(Beginning of Material supplied)

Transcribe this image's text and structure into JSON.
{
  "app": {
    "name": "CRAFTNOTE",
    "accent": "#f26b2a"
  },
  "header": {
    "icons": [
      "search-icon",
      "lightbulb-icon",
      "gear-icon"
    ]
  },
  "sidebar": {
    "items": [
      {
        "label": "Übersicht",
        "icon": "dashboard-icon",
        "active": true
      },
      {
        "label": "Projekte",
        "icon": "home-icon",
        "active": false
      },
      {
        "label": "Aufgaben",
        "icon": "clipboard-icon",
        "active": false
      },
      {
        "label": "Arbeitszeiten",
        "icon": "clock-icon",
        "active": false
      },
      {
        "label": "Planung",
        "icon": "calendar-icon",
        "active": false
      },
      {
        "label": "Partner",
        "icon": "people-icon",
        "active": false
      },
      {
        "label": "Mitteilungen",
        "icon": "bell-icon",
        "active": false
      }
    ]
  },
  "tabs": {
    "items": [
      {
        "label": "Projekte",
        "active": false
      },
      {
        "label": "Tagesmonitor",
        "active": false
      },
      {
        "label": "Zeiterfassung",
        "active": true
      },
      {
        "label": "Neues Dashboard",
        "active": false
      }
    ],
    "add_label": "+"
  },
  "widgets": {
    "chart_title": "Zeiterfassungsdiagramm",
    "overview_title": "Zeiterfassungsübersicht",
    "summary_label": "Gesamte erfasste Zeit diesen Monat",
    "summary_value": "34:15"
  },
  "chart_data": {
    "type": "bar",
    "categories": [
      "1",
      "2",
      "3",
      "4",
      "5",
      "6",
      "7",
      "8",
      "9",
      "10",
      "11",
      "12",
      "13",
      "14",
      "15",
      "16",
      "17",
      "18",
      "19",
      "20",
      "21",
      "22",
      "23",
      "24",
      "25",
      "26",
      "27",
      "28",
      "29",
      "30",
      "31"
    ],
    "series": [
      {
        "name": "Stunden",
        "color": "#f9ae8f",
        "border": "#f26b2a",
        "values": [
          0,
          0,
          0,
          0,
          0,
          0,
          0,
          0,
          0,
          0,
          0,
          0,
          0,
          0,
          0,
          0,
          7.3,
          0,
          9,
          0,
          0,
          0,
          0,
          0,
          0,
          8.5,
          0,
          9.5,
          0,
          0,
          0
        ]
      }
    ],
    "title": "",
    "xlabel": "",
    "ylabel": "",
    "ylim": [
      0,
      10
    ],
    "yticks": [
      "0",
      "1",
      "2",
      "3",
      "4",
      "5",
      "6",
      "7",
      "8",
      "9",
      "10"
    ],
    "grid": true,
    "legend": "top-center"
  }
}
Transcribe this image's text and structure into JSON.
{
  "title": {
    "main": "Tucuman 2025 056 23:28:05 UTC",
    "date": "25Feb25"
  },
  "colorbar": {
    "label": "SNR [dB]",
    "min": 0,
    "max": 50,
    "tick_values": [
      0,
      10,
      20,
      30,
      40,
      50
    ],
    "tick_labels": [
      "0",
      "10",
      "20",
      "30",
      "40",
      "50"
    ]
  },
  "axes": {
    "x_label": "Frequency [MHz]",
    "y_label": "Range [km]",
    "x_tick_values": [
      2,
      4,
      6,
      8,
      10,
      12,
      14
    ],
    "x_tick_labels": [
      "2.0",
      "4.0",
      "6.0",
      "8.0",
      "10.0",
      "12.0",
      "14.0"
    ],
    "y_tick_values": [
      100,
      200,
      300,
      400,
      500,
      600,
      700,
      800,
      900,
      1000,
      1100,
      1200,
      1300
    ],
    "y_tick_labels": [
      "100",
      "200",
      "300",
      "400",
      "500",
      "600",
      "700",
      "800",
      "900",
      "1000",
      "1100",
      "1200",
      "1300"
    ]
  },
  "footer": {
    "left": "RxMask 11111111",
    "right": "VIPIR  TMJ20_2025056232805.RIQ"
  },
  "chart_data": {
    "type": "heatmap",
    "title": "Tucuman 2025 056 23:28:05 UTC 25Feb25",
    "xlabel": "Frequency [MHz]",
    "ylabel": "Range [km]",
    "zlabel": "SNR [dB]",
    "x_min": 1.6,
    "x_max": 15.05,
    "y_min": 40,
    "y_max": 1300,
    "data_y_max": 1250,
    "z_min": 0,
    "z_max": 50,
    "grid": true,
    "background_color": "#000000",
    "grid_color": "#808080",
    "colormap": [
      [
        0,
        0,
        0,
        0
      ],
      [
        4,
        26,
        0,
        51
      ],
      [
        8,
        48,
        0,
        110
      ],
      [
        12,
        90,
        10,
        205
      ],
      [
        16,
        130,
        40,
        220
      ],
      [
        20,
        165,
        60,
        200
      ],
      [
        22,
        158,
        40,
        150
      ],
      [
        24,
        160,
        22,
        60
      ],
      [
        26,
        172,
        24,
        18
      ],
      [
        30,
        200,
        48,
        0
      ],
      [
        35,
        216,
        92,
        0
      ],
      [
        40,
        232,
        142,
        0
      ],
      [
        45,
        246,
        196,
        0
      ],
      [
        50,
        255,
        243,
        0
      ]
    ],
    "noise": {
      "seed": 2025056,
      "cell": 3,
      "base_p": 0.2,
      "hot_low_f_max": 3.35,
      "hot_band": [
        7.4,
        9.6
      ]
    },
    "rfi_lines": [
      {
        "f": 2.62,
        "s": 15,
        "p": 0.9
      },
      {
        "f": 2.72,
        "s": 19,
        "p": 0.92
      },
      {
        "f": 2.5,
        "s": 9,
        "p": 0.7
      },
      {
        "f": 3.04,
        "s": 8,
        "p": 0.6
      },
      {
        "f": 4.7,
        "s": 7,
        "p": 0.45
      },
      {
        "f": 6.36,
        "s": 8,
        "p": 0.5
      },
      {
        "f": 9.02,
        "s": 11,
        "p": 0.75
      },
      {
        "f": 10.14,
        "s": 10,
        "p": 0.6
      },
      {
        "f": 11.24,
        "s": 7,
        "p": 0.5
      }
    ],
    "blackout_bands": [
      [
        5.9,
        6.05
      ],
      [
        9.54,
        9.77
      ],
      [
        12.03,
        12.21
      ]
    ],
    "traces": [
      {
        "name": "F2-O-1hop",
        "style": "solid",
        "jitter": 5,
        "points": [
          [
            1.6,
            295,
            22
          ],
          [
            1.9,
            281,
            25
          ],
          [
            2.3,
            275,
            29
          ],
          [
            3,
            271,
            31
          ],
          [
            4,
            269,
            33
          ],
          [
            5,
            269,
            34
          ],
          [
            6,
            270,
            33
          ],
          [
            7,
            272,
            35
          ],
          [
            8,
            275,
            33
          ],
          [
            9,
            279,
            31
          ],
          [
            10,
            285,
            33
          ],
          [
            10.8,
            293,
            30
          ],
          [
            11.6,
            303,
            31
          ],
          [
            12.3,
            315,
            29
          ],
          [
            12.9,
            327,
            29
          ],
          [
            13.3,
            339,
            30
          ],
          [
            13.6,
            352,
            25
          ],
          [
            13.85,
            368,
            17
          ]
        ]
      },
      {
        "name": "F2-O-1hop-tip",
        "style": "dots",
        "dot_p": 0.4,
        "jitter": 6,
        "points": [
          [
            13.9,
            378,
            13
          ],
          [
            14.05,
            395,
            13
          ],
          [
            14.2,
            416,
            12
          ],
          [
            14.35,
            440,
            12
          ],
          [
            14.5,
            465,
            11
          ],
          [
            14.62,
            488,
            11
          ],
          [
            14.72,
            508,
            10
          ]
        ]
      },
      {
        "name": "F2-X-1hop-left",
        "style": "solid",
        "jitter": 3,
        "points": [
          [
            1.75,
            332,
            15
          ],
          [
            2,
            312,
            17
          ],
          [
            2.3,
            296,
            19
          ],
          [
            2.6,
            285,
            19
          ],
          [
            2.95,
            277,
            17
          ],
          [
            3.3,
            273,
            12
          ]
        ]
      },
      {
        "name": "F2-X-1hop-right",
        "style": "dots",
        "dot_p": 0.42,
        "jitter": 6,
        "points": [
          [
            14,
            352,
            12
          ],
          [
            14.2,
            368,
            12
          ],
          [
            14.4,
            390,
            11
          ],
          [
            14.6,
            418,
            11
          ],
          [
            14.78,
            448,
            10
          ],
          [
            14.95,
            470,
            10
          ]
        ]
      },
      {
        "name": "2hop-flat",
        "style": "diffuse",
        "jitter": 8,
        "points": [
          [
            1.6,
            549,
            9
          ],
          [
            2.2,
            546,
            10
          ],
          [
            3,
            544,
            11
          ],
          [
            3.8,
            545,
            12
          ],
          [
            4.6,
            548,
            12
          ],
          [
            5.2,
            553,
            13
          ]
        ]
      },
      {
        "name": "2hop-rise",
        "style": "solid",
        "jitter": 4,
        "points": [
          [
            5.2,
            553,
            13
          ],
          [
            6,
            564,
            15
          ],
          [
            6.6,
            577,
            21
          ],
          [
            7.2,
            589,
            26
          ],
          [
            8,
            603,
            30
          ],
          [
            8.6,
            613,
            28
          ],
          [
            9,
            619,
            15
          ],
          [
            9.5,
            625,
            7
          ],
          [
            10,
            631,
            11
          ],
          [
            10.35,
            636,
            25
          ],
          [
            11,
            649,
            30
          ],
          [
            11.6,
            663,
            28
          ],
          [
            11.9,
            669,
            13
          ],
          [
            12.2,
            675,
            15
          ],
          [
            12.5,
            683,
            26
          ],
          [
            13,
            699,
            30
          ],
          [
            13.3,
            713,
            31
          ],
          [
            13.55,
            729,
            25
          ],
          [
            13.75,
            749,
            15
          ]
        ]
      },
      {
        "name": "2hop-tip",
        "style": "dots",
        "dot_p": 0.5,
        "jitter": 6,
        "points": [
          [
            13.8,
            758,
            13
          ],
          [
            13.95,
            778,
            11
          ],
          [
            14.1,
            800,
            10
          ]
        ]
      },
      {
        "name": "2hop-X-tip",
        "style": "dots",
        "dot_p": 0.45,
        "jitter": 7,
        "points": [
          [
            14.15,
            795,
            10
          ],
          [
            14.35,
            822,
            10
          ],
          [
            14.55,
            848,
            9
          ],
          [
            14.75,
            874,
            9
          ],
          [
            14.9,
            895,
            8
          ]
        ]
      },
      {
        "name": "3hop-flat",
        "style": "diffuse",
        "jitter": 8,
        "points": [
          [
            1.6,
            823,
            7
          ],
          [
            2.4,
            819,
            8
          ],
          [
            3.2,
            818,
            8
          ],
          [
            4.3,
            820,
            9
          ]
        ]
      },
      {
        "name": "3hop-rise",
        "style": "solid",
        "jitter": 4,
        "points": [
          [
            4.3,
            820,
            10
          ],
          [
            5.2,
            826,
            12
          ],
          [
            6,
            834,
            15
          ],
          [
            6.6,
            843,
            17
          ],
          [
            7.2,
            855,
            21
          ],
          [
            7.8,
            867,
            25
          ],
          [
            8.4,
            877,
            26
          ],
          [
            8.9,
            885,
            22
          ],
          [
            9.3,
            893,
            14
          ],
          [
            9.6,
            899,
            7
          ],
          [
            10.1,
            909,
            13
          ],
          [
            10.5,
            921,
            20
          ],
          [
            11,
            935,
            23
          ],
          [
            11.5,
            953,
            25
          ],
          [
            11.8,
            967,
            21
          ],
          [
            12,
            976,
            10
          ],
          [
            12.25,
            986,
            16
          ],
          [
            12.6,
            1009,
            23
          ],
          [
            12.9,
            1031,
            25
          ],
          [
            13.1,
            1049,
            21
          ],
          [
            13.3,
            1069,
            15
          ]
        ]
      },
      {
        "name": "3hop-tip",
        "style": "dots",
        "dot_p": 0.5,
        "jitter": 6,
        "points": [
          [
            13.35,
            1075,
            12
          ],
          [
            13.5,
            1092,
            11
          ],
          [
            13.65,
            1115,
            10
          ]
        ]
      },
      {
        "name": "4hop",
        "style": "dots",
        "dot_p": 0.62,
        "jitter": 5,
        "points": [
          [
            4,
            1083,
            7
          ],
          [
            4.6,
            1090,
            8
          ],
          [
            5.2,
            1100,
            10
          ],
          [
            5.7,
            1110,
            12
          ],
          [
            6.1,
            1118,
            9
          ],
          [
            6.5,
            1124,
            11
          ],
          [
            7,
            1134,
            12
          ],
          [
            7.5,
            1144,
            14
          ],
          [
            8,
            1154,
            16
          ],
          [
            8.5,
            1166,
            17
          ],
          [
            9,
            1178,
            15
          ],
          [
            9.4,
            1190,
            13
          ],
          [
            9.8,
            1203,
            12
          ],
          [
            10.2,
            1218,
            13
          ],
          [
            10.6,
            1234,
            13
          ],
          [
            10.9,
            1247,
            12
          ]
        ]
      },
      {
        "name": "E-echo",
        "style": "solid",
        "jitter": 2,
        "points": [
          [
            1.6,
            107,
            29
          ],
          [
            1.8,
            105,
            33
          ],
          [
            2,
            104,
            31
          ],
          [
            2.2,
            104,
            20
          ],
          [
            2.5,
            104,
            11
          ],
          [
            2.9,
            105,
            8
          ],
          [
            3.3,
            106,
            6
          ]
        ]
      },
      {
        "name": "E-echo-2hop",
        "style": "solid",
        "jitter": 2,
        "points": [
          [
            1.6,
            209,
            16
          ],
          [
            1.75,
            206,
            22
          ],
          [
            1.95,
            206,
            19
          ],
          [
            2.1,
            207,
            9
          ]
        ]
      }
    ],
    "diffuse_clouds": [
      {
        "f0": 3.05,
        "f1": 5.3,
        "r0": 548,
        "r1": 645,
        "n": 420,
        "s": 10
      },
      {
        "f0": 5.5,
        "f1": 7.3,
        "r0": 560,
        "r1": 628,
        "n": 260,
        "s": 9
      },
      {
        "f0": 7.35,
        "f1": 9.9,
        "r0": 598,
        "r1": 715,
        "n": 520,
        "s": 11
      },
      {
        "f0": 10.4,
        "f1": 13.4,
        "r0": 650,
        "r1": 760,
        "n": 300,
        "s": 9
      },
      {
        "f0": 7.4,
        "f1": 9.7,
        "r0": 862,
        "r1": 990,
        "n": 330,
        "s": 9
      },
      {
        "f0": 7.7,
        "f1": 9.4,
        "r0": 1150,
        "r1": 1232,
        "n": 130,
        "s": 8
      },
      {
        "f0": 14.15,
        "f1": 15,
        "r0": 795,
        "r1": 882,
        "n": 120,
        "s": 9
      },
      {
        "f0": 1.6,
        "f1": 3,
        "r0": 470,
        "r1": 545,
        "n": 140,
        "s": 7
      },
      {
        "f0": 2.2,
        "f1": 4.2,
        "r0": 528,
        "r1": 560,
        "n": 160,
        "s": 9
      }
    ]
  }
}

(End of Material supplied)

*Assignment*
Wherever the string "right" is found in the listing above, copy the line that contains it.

*Solution*
    "right": "VIPIR  TMJ20_2025056232805.RIQ"
        "name": "F2-X-1hop-right",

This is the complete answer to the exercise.